after more than three years of debate — including an 11th hour plot twist — the Los Angeles City Council voted unanimously in favor of new restrictions on Airbnb-style short-term rentals.
The City Council stripped from the proposed new ordinance a controversial tweak that would have essentially allowed people to host short-term rentals in other properties besides their primary residence. Today’s vote sends that and two additional amendments back to the Planning & Land Use Management Committee, to be re-worked as a stand-alone ruling.
The new rules passed Tuesday will limit short-term rental to only primary residences and block rent-controlled units from Airbnb, and other similar platforms. The rules apply throughout the entire city, including tourist hot spots such as Venice and Hollywood. They take effect in July.
“Please take immediate action to protect the [Rent Stabilization Ordinance] and housing not just for me and my mom, but for every tenant facing eviction,” said Diana Cruz during public comment. Cruz, a Koreatown resident, said her landlord is trying to evict her and her mother from their apartment, and blames lucrative short-term rentals for it.
Many supporters of the Airbnb ordinance were clad in matching red T-shirts and members of Unite Here Local 11. Opponents were Airbnb hosts and wore contrasting olive blue T-shirts. The opposing camps crowded into City Council chambers Tuesday, leaving standing room only. They lined up to lob arguments during the public comment period.
“Citizens, stop blaming socially responsible homeowners for the housing crisis,” said Robin Cole, a resident of Council District 8 during public comment. Another opponent of the new ordinance, Brian Burke, said he’s never been on food stamps or welfare, but when he lost job he couldn’t make ends meet. “I am 56 years old and Airbnb is my job,” he said.
Under the rules, hosts will be allowed to rent out only their primary residences, defined as the place where a host lives for more than six months of the year.
Hosts will also be limited to renting their residences for 120 days a year, unless they get special approval from the city and pay extra fees. Temporary and “non-residential” structures, such as tents, trailers and RVs are also banned. Hosts also have to register with the city and pay an annual fee.

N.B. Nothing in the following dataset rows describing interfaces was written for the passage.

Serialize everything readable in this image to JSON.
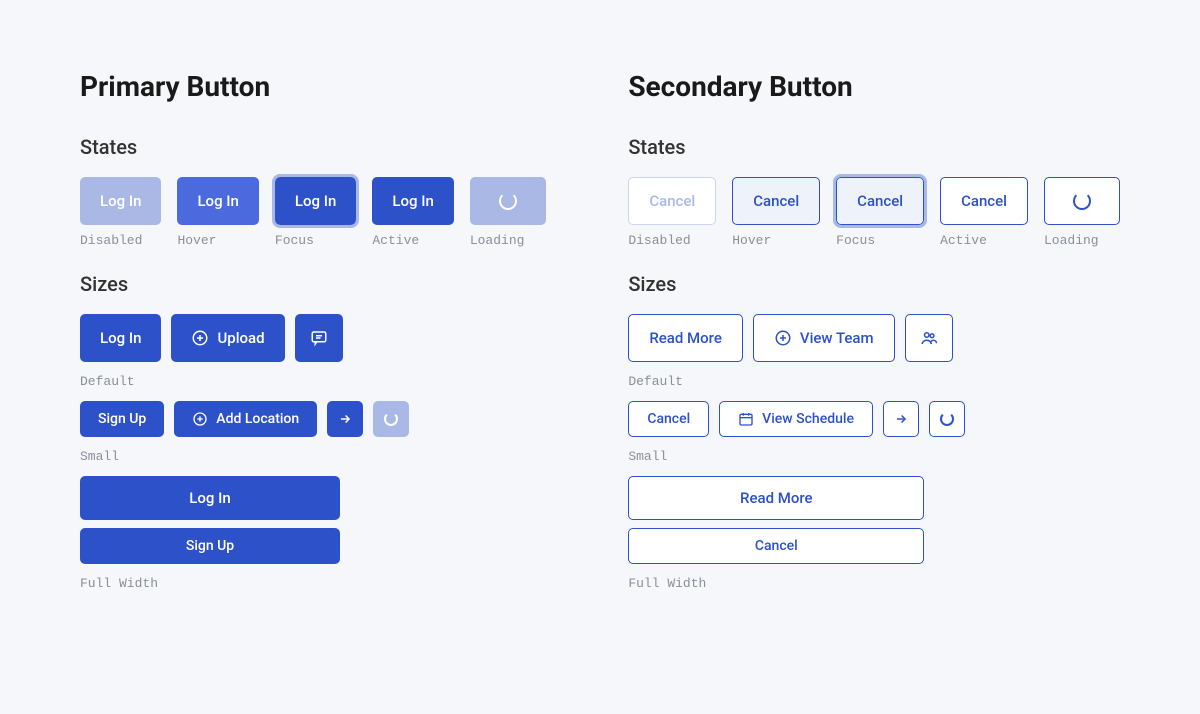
{
  "primary": {
    "title": "Primary Button",
    "states_heading": "States",
    "sizes_heading": "Sizes",
    "states": {
      "disabled": {
        "label": "Log In",
        "caption": "Disabled"
      },
      "hover": {
        "label": "Log In",
        "caption": "Hover"
      },
      "focus": {
        "label": "Log In",
        "caption": "Focus"
      },
      "active": {
        "label": "Log In",
        "caption": "Active"
      },
      "loading": {
        "caption": "Loading"
      }
    },
    "sizes": {
      "default_caption": "Default",
      "small_caption": "Small",
      "full_caption": "Full Width",
      "login": "Log In",
      "upload": "Upload",
      "signup": "Sign Up",
      "add_location": "Add Location",
      "full_login": "Log In",
      "full_signup": "Sign Up"
    }
  },
  "secondary": {
    "title": "Secondary Button",
    "states_heading": "States",
    "sizes_heading": "Sizes",
    "states": {
      "disabled": {
        "label": "Cancel",
        "caption": "Disabled"
      },
      "hover": {
        "label": "Cancel",
        "caption": "Hover"
      },
      "focus": {
        "label": "Cancel",
        "caption": "Focus"
      },
      "active": {
        "label": "Cancel",
        "caption": "Active"
      },
      "loading": {
        "caption": "Loading"
      }
    },
    "sizes": {
      "default_caption": "Default",
      "small_caption": "Small",
      "full_caption": "Full Width",
      "read_more": "Read More",
      "view_team": "View Team",
      "cancel": "Cancel",
      "view_schedule": "View Schedule",
      "full_read_more": "Read More",
      "full_cancel": "Cancel"
    }
  }
}
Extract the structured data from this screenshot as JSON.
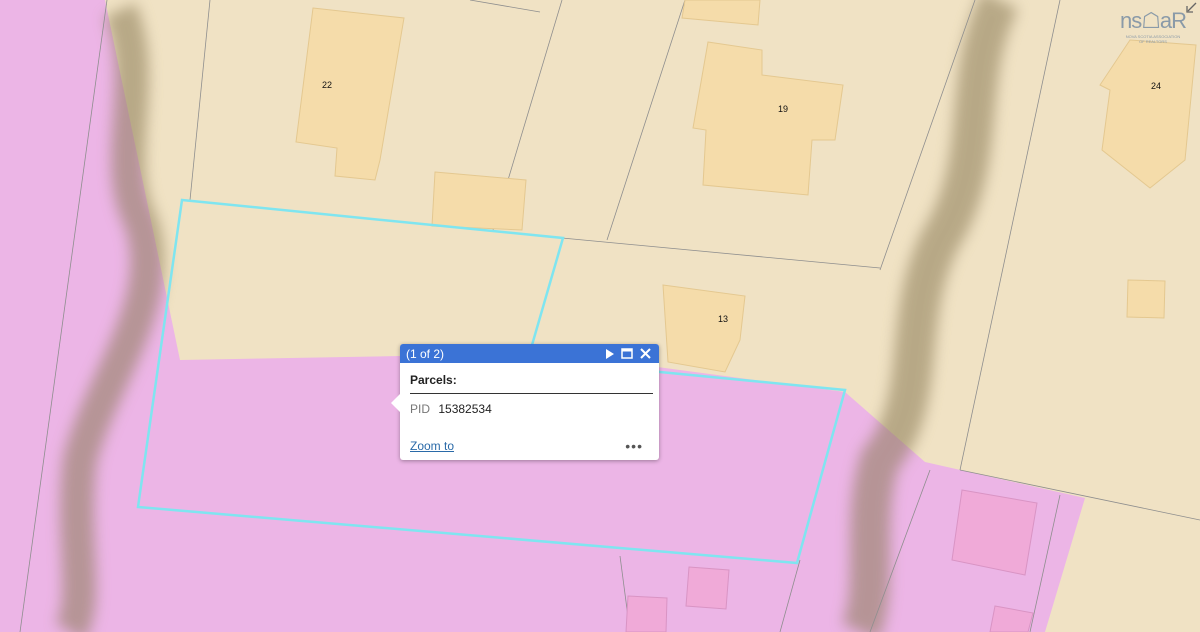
{
  "parcel_labels": [
    "22",
    "19",
    "24",
    "13"
  ],
  "colors": {
    "residential": "#f0e2c4",
    "commercial": "#ecb5e6",
    "building": "#f5dcaa",
    "building_pink": "#f0aad8",
    "selection": "#7fe5f0",
    "popup_header": "#3b73d6"
  },
  "popup": {
    "title": "(1 of 2)",
    "layer": "Parcels:",
    "attr_key": "PID",
    "attr_value": "15382534",
    "zoom_label": "Zoom to",
    "more_label": "•••",
    "next_icon": "play-next-icon",
    "maximize_icon": "maximize-icon",
    "close_icon": "close-icon"
  },
  "logo": {
    "word": "ns☖aR",
    "subtitle_1": "NOVA SCOTIA ASSOCIATION",
    "subtitle_2": "OF REALTORS"
  }
}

“We support what home sharing was intended to be. What we oppose is entire apartment buildings being transformed into what amounts to illegal motels,” said Charlie Carnow, a Unite Here Local 11 organizer. “Going forward, we hope the city maintains the prohibition on short-term rentals in RSO units and continues to limit short-term rentals to primary residents.”
The new regulations would still accommodate hosts who share their homes “to make their ends meet,” Bonin said. They would only restrict what he described as “bad short-term rentals,” and owners of multiple homes or whole apartment buildings and transform them into “rogue hotels.”
“One issue which was core to us was the question of affordable housing and housing instability,” said Councilman Mike Bonin who, along with Council President Herb Wesson, had introduced the subject three and a half years ago. “There is a phenomenon of de facto hotels coming in, evicting large amounts of people, having a tremendous impact upon the housing inventory in a number of communities.”
The unanimous vote in favor of the restriction was definitely perceived as a setback by Airbnb hosts at City Hall on Tuesday. Five declined to comment on the record when asked as they sulked out of City Hall for a post-vote huddle session. Reporters were not invited.